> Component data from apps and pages
■ ■ ■ ■
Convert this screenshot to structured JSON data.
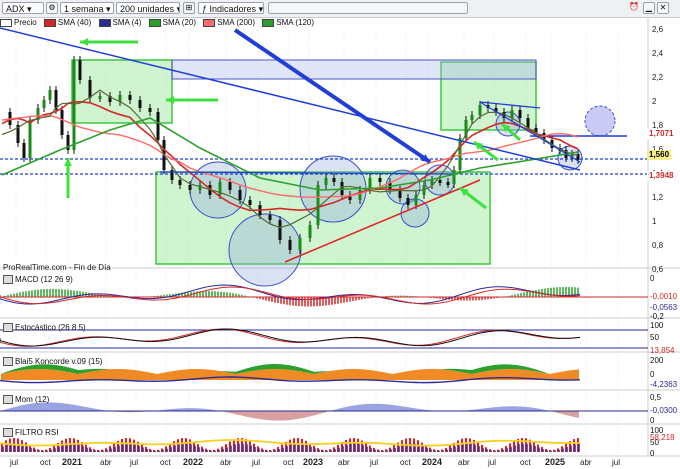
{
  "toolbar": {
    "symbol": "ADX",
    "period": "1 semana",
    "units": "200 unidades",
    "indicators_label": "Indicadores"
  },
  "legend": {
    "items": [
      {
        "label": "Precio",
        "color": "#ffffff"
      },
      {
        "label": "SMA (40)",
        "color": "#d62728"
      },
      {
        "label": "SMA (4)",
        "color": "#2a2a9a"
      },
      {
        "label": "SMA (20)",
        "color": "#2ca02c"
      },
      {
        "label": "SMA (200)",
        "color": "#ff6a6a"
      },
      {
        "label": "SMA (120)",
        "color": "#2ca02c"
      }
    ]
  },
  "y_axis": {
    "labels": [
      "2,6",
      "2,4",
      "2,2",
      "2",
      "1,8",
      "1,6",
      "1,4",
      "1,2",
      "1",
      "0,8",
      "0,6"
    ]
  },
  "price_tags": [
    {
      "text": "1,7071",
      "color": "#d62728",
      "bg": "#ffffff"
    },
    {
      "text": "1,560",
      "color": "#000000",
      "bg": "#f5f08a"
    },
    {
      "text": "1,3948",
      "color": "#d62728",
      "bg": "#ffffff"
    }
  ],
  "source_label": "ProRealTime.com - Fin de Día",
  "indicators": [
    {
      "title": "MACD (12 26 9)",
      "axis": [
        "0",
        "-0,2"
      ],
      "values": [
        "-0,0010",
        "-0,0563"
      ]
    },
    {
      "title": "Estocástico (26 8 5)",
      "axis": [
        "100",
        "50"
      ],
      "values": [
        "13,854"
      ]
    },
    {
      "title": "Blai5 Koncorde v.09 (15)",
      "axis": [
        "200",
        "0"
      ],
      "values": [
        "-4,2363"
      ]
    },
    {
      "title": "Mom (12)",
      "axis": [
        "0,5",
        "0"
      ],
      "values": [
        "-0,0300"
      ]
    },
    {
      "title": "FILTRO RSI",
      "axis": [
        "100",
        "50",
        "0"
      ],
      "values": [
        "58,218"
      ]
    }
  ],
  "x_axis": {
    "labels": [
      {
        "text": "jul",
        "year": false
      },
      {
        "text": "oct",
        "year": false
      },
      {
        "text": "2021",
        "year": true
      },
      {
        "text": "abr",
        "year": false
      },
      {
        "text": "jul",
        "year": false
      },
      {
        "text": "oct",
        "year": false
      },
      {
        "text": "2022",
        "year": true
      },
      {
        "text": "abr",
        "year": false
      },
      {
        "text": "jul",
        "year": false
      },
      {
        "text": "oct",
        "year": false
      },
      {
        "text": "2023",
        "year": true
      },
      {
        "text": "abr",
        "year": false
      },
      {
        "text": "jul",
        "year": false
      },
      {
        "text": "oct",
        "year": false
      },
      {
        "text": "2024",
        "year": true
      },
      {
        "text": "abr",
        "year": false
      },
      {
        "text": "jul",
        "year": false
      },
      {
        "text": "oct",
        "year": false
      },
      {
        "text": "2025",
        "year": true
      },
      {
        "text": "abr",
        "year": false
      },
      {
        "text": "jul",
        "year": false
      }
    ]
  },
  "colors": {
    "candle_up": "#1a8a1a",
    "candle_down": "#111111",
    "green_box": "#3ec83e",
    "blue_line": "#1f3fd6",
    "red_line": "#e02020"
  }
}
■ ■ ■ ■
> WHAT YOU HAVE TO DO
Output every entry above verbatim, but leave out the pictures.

> RESPONSE TO THIS TASK
Convert this screenshot to structured JSON data.
{
  "toolbar": {
    "symbol": "ADX",
    "period": "1 semana",
    "units": "200 unidades",
    "indicators_label": "Indicadores"
  },
  "legend": {
    "items": [
      {
        "label": "Precio",
        "color": "#ffffff"
      },
      {
        "label": "SMA (40)",
        "color": "#d62728"
      },
      {
        "label": "SMA (4)",
        "color": "#2a2a9a"
      },
      {
        "label": "SMA (20)",
        "color": "#2ca02c"
      },
      {
        "label": "SMA (200)",
        "color": "#ff6a6a"
      },
      {
        "label": "SMA (120)",
        "color": "#2ca02c"
      }
    ]
  },
  "y_axis": {
    "labels": [
      "2,6",
      "2,4",
      "2,2",
      "2",
      "1,8",
      "1,6",
      "1,4",
      "1,2",
      "1",
      "0,8",
      "0,6"
    ]
  },
  "price_tags": [
    {
      "text": "1,7071",
      "color": "#d62728",
      "bg": "#ffffff"
    },
    {
      "text": "1,560",
      "color": "#000000",
      "bg": "#f5f08a"
    },
    {
      "text": "1,3948",
      "color": "#d62728",
      "bg": "#ffffff"
    }
  ],
  "source_label": "ProRealTime.com - Fin de Día",
  "indicators": [
    {
      "title": "MACD (12 26 9)",
      "axis": [
        "0",
        "-0,2"
      ],
      "values": [
        "-0,0010",
        "-0,0563"
      ]
    },
    {
      "title": "Estocástico (26 8 5)",
      "axis": [
        "100",
        "50"
      ],
      "values": [
        "13,854"
      ]
    },
    {
      "title": "Blai5 Koncorde v.09 (15)",
      "axis": [
        "200",
        "0"
      ],
      "values": [
        "-4,2363"
      ]
    },
    {
      "title": "Mom (12)",
      "axis": [
        "0,5",
        "0"
      ],
      "values": [
        "-0,0300"
      ]
    },
    {
      "title": "FILTRO RSI",
      "axis": [
        "100",
        "50",
        "0"
      ],
      "values": [
        "58,218"
      ]
    }
  ],
  "x_axis": {
    "labels": [
      {
        "text": "jul",
        "year": false
      },
      {
        "text": "oct",
        "year": false
      },
      {
        "text": "2021",
        "year": true
      },
      {
        "text": "abr",
        "year": false
      },
      {
        "text": "jul",
        "year": false
      },
      {
        "text": "oct",
        "year": false
      },
      {
        "text": "2022",
        "year": true
      },
      {
        "text": "abr",
        "year": false
      },
      {
        "text": "jul",
        "year": false
      },
      {
        "text": "oct",
        "year": false
      },
      {
        "text": "2023",
        "year": true
      },
      {
        "text": "abr",
        "year": false
      },
      {
        "text": "jul",
        "year": false
      },
      {
        "text": "oct",
        "year": false
      },
      {
        "text": "2024",
        "year": true
      },
      {
        "text": "abr",
        "year": false
      },
      {
        "text": "jul",
        "year": false
      },
      {
        "text": "oct",
        "year": false
      },
      {
        "text": "2025",
        "year": true
      },
      {
        "text": "abr",
        "year": false
      },
      {
        "text": "jul",
        "year": false
      }
    ]
  },
  "colors": {
    "candle_up": "#1a8a1a",
    "candle_down": "#111111",
    "green_box": "#3ec83e",
    "blue_line": "#1f3fd6",
    "red_line": "#e02020"
  }
}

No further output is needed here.